__INSTRUCTIONS TO FOLLOW__: Could you copy every record below exactly, leaving out the pictures?

__EXERCISE MATERIALS__:
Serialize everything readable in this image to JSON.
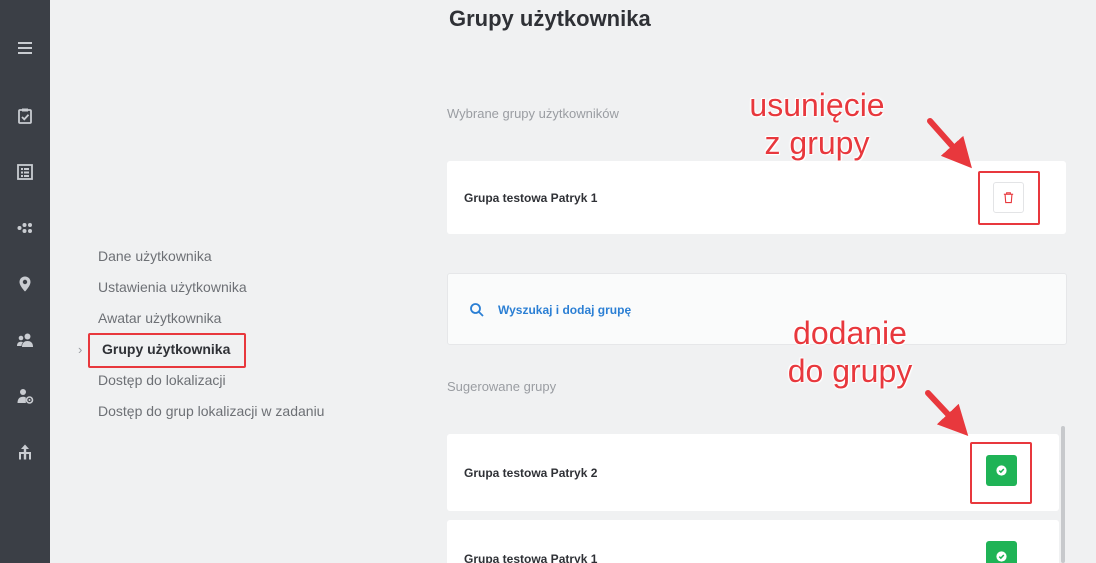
{
  "sidebar_icons": [
    "menu-icon",
    "clipboard-check-icon",
    "list-icon",
    "dots-icon",
    "location-pin-icon",
    "users-icon",
    "user-settings-icon",
    "hierarchy-icon"
  ],
  "page": {
    "title": "Grupy użytkownika"
  },
  "subnav": {
    "items": [
      {
        "label": "Dane użytkownika",
        "active": false
      },
      {
        "label": "Ustawienia użytkownika",
        "active": false
      },
      {
        "label": "Awatar użytkownika",
        "active": false
      },
      {
        "label": "Grupy użytkownika",
        "active": true
      },
      {
        "label": "Dostęp do lokalizacji",
        "active": false
      },
      {
        "label": "Dostęp do grup lokalizacji w zadaniu",
        "active": false
      }
    ]
  },
  "selected": {
    "label": "Wybrane grupy użytkowników",
    "groups": [
      "Grupa testowa Patryk 1"
    ]
  },
  "search": {
    "placeholder": "Wyszukaj i dodaj grupę"
  },
  "suggested": {
    "label": "Sugerowane grupy",
    "groups": [
      "Grupa testowa Patryk 2",
      "Grupa testowa Patryk 1"
    ]
  },
  "annotations": {
    "remove": [
      "usunięcie",
      "z grupy"
    ],
    "add": [
      "dodanie",
      "do grupy"
    ]
  },
  "colors": {
    "accent_red": "#e8383d",
    "add_green": "#1fb356",
    "link_blue": "#2b7fd4",
    "rail": "#3b3f46"
  }
}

__ANSWER SECTION__:
Serialize everything readable in this image to JSON.
{
  "sidebar_icons": [
    "menu-icon",
    "clipboard-check-icon",
    "list-icon",
    "dots-icon",
    "location-pin-icon",
    "users-icon",
    "user-settings-icon",
    "hierarchy-icon"
  ],
  "page": {
    "title": "Grupy użytkownika"
  },
  "subnav": {
    "items": [
      {
        "label": "Dane użytkownika",
        "active": false
      },
      {
        "label": "Ustawienia użytkownika",
        "active": false
      },
      {
        "label": "Awatar użytkownika",
        "active": false
      },
      {
        "label": "Grupy użytkownika",
        "active": true
      },
      {
        "label": "Dostęp do lokalizacji",
        "active": false
      },
      {
        "label": "Dostęp do grup lokalizacji w zadaniu",
        "active": false
      }
    ]
  },
  "selected": {
    "label": "Wybrane grupy użytkowników",
    "groups": [
      "Grupa testowa Patryk 1"
    ]
  },
  "search": {
    "placeholder": "Wyszukaj i dodaj grupę"
  },
  "suggested": {
    "label": "Sugerowane grupy",
    "groups": [
      "Grupa testowa Patryk 2",
      "Grupa testowa Patryk 1"
    ]
  },
  "annotations": {
    "remove": [
      "usunięcie",
      "z grupy"
    ],
    "add": [
      "dodanie",
      "do grupy"
    ]
  },
  "colors": {
    "accent_red": "#e8383d",
    "add_green": "#1fb356",
    "link_blue": "#2b7fd4",
    "rail": "#3b3f46"
  }
}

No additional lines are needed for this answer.